Recommendations from the WCA’s 2021 Global Legislative Assembly are non-binding and do not set in stone anything for the Global Methodist Church. We can expect that others joining the denomination may have different ideas on some issues than the delegates in Montgomery. But on the other hand, it is worth observing that there will be a strong push in the Global Methodist Church by at least some key leaders to re-embrace accountable small groups as a normative part of local-church culture.
We also voted 251 to 2 to adopt a resolution standing in solidarity with the victims of apparent bullying by some liberal bishops and calling on our bishops “to maintain a spirit of peace and goodwill toward those of differing theological and ethical perspectives” (language later echoed by the National Chinese Caucus of the UMC).
More positively, we adopted, without any disagreement that I recall, a motion by Indiana clergy delegate Scott Pattison to add the following commitments to the end of the resolution endorsing the Protocol: “In any case, we call on [United Methodist] Church bishops, district superintendents, and others to respect the right of self-determination for conferences, campus ministries, congregations, and clergy around the world. Conferences, campus ministries, congregations, and clergy must be allowed to make their own fair, free, and informed choices of which denomination to continue their ministries within, without facing any bullying, harassment, or mistreatment to punish or manipulate their actual or expected choices.”
These two sentences are very core to what the WCA wants for how things move forward as our denomination addresses the now widely recognized realities of our denomination’s irreconcilable differences.
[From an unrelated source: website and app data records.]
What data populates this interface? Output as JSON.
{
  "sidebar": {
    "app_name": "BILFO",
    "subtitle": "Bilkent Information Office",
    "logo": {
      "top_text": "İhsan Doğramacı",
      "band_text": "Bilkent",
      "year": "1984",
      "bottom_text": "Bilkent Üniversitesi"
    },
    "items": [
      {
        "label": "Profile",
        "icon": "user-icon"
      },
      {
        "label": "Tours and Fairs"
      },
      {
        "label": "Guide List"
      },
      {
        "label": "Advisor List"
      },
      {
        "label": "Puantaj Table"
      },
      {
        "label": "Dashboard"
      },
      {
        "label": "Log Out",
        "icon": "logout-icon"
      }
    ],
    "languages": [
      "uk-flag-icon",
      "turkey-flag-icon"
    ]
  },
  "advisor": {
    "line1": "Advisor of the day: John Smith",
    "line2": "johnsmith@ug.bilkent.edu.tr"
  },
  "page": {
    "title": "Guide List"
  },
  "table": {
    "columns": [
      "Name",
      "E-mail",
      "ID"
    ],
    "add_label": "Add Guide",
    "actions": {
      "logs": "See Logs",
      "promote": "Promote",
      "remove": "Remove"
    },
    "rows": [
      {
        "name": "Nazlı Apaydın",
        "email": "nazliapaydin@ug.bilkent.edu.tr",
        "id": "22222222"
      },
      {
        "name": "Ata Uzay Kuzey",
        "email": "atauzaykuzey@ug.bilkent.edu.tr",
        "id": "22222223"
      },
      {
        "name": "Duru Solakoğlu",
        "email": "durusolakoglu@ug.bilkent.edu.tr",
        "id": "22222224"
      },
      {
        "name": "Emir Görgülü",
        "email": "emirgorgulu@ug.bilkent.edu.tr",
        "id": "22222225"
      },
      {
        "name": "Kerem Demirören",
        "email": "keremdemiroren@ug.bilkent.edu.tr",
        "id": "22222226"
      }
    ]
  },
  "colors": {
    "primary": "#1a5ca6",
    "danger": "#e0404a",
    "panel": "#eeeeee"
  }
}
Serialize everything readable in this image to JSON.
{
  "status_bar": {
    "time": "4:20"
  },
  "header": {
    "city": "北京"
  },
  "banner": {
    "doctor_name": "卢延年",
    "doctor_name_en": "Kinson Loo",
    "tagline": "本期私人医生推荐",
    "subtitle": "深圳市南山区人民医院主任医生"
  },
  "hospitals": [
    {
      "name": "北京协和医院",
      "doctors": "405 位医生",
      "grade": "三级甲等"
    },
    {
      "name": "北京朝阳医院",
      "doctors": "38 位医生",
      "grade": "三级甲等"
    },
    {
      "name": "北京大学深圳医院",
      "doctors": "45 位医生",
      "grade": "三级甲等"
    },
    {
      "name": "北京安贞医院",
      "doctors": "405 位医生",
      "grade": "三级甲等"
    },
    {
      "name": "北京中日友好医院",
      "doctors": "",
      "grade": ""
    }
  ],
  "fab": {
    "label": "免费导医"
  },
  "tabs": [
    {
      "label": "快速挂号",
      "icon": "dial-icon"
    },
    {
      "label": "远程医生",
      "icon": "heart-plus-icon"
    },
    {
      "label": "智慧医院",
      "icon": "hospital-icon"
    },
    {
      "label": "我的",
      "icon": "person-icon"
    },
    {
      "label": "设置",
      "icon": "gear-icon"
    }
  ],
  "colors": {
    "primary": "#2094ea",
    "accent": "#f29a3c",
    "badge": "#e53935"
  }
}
Will bishops, caucuses, and others who have not identified with WCA or other renewal caucuses be willing to at least join us in our commitments to the values of self-determination and freedom from bullying?